__WHAT IS BEING ASKED__. Return every line of the data below word for word, including the punctuation.

———

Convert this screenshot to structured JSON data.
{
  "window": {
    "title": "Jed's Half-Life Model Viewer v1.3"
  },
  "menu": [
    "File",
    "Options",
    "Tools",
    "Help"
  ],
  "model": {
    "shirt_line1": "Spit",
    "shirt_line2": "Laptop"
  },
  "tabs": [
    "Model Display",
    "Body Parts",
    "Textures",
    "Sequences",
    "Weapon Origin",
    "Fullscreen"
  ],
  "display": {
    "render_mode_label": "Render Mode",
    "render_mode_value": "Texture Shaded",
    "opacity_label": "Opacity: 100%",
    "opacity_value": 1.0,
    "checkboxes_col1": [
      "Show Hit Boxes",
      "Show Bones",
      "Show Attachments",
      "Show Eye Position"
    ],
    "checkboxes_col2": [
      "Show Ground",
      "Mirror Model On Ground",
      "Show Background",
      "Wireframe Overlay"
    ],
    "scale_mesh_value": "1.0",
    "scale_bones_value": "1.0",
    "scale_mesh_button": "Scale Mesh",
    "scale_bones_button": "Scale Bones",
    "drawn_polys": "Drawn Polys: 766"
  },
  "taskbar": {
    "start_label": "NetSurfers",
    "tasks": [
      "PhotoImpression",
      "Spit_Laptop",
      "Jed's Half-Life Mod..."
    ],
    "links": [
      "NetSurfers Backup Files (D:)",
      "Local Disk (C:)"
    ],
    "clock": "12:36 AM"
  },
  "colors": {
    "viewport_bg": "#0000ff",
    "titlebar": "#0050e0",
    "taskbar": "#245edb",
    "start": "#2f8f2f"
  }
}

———

__EXERCISE RESPONSE__.
Convert this screenshot to structured JSON data.
{
  "window": {
    "title": "Jed's Half-Life Model Viewer v1.3"
  },
  "menu": [
    "File",
    "Options",
    "Tools",
    "Help"
  ],
  "model": {
    "shirt_line1": "Spit",
    "shirt_line2": "Laptop"
  },
  "tabs": [
    "Model Display",
    "Body Parts",
    "Textures",
    "Sequences",
    "Weapon Origin",
    "Fullscreen"
  ],
  "display": {
    "render_mode_label": "Render Mode",
    "render_mode_value": "Texture Shaded",
    "opacity_label": "Opacity: 100%",
    "opacity_value": 1.0,
    "checkboxes_col1": [
      "Show Hit Boxes",
      "Show Bones",
      "Show Attachments",
      "Show Eye Position"
    ],
    "checkboxes_col2": [
      "Show Ground",
      "Mirror Model On Ground",
      "Show Background",
      "Wireframe Overlay"
    ],
    "scale_mesh_value": "1.0",
    "scale_bones_value": "1.0",
    "scale_mesh_button": "Scale Mesh",
    "scale_bones_button": "Scale Bones",
    "drawn_polys": "Drawn Polys: 766"
  },
  "taskbar": {
    "start_label": "NetSurfers",
    "tasks": [
      "PhotoImpression",
      "Spit_Laptop",
      "Jed's Half-Life Mod..."
    ],
    "links": [
      "NetSurfers Backup Files (D:)",
      "Local Disk (C:)"
    ],
    "clock": "12:36 AM"
  },
  "colors": {
    "viewport_bg": "#0000ff",
    "titlebar": "#0050e0",
    "taskbar": "#245edb",
    "start": "#2f8f2f"
  }
}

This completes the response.